Dustin has written some about his “days in the life” and with National Athletic Training Month upon us, I thought I’d share what my current job is like as well.
Like Dustin, I am an athletic trainer working in a physical therapy clinic and providing outreach services to local high schools. I have worked a large amount of hours in the fitness centers, but I also spend a good amount of time working in the physical therapy area as well. This is in addition to being at the high school one day week plus varsity games. Now that spring season has begun (yesterday here in Illinois) things will begin to pick up; running between baseball, softball, girls’ soccer, and the occasional track practice. But I have more recently added additional responsibilities in the physical therapy clinic.

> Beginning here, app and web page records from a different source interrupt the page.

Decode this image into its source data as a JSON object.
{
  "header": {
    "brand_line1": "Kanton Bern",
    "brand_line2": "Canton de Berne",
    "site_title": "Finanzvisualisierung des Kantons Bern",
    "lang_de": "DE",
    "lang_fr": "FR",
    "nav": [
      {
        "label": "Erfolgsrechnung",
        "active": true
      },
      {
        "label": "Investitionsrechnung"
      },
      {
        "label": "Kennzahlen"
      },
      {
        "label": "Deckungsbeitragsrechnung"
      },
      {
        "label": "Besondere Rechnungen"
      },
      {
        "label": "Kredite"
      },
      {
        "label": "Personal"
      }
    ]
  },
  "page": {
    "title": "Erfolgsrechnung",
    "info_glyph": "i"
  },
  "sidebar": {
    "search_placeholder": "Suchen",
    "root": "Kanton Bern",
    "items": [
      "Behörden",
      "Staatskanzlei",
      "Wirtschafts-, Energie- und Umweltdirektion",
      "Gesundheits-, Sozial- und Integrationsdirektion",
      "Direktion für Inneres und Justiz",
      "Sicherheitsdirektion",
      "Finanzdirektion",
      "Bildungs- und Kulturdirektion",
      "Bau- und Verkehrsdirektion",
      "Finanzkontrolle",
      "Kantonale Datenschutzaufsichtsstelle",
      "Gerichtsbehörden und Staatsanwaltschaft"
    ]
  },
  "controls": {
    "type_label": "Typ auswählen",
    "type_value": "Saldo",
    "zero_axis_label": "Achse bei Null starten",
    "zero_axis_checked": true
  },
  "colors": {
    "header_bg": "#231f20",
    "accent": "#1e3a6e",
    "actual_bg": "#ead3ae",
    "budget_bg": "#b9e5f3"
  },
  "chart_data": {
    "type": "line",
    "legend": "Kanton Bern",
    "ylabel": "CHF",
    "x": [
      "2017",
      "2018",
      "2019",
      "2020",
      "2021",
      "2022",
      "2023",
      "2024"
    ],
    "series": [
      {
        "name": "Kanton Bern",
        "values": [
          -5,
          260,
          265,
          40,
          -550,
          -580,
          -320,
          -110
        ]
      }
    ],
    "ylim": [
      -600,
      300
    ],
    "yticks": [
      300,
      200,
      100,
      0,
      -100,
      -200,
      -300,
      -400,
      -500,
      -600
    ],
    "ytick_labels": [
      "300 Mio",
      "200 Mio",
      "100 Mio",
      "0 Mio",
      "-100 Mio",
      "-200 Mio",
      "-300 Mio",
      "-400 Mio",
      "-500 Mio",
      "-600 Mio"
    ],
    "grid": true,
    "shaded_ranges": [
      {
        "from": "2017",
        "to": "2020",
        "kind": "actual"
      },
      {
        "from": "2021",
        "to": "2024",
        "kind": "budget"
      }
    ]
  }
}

As many surely know, athletic trainers are not “billable” providers in the physical therapy setting, but in our particular clinic we are beginning to realize the benefits of having an athletic trainer available. Helping out with therapy as a “PT Aide” technically is one thing, but athletic trainers provide benefits that physical therapists do not always realize until it actually occurs. I work in a very busy PT clinic and the therapists are very hands-on and involved in each patient’s treatment. This sometimes means they are on a one-track mindset of doing everything they can for that particular patient. This is definitely good for that patient, but it does not always set up success in the “big picture.” This is where I have been utilized more and more in recent weeks.
I have become largely responsible for the management of the clinic environment, in that I am helping the therapists to move patients from place to place, get things set up or broken down, and supervise the entire place so things run as smoothly as possible. We have been a busy clinic in the past and like all things in healthcare there are the ups and downs, but now we are very busy and continue to expand. The physical therapists and physical therapist assistants do not all understand the workings of a fast-paced facility and that’s where an athletic trainer becomes invaluable. Even for me, being right out of college, I am used to a fast-paced environment unlike many of my co-workers. Athletic Trainers have the ability to triage and determine priority and equipment needs. We keep the business moving along making sure our therapists are able to provide the best treatment for each patient every visit.
The athletic trainer can be used utilized in many more facets than the “traditional” setting, become aware of how the athletic trainer can help you.